(Component data from apps and pages)

========================================

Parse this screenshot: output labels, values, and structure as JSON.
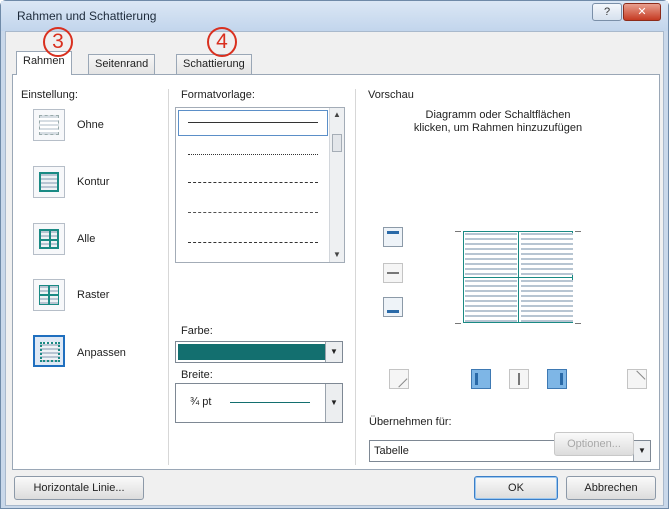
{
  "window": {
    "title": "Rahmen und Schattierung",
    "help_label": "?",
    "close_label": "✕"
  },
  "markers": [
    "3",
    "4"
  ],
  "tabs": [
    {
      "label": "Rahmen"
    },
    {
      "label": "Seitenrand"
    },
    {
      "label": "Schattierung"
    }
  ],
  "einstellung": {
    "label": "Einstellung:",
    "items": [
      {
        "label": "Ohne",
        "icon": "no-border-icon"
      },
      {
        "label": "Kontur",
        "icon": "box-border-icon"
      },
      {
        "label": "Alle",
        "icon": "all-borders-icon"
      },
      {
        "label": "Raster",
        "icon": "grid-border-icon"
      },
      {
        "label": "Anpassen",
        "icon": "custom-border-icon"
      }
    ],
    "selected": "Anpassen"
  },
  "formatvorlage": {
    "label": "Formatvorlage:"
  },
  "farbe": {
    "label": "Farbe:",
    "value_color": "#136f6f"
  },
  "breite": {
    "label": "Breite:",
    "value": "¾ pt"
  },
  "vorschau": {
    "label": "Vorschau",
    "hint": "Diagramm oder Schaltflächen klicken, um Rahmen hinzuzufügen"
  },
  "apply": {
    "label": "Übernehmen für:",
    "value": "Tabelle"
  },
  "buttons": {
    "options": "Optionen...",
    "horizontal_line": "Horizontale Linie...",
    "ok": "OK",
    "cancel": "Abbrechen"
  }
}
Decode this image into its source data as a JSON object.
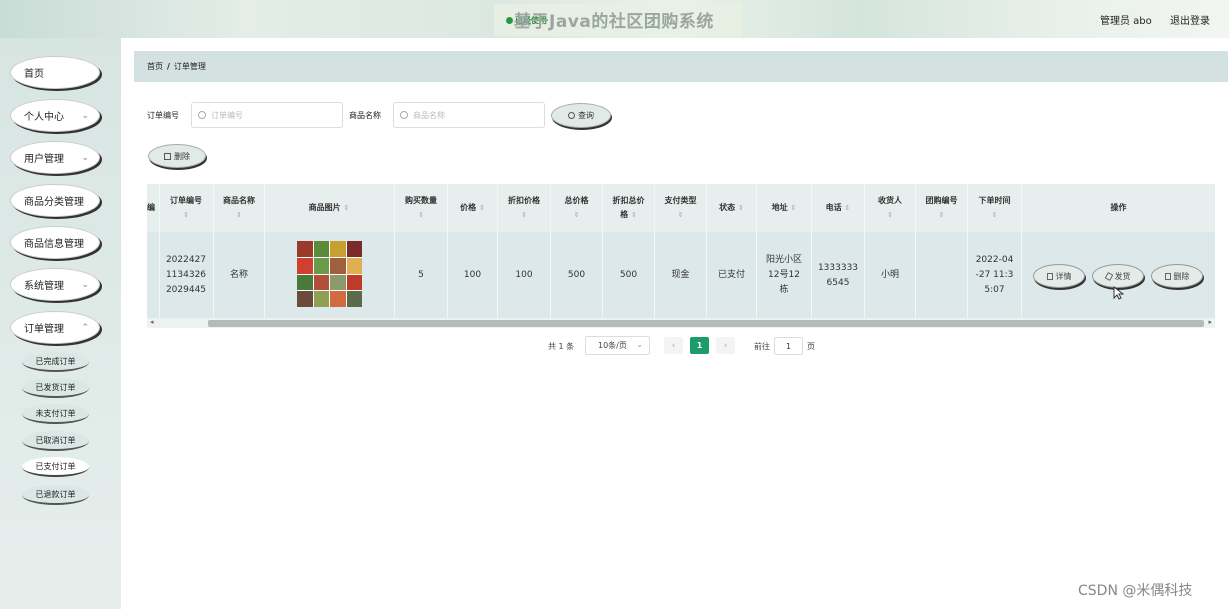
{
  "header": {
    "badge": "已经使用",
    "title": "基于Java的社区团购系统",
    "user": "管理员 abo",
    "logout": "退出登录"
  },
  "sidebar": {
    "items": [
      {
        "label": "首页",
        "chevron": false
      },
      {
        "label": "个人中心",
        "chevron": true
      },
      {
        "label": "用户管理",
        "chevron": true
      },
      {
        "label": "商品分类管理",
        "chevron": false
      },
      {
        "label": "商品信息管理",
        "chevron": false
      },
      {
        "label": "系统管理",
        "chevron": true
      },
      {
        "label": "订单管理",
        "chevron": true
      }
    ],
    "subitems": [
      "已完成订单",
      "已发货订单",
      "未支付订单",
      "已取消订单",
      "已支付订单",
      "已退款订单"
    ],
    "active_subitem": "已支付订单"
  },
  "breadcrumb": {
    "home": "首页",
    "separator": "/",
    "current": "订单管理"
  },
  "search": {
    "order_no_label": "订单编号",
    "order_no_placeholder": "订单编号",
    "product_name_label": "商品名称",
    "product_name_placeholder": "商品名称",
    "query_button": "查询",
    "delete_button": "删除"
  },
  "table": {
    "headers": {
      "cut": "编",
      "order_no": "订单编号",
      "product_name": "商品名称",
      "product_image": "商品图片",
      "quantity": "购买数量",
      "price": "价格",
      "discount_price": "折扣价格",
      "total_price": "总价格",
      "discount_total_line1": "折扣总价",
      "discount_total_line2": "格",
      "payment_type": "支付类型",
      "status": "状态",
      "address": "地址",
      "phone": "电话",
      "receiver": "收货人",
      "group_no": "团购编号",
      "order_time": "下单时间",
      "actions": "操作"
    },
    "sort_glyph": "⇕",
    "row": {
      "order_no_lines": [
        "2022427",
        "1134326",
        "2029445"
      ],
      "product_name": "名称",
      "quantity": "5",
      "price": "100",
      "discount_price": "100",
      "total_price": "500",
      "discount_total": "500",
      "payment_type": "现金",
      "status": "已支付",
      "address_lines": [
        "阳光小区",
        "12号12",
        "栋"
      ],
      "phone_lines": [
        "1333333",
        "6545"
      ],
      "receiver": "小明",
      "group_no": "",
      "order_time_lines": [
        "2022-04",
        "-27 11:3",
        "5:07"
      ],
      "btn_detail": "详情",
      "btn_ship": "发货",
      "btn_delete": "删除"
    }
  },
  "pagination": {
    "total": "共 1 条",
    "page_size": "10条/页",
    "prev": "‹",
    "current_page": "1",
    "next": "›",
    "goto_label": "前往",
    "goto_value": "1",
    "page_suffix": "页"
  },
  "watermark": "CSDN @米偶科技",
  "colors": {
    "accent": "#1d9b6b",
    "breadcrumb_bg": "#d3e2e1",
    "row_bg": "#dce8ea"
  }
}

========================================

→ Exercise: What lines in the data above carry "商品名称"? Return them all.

→ Completed task:
    "product_name_label": "商品名称",
    "product_name_placeholder": "商品名称",
      "product_name": "商品名称",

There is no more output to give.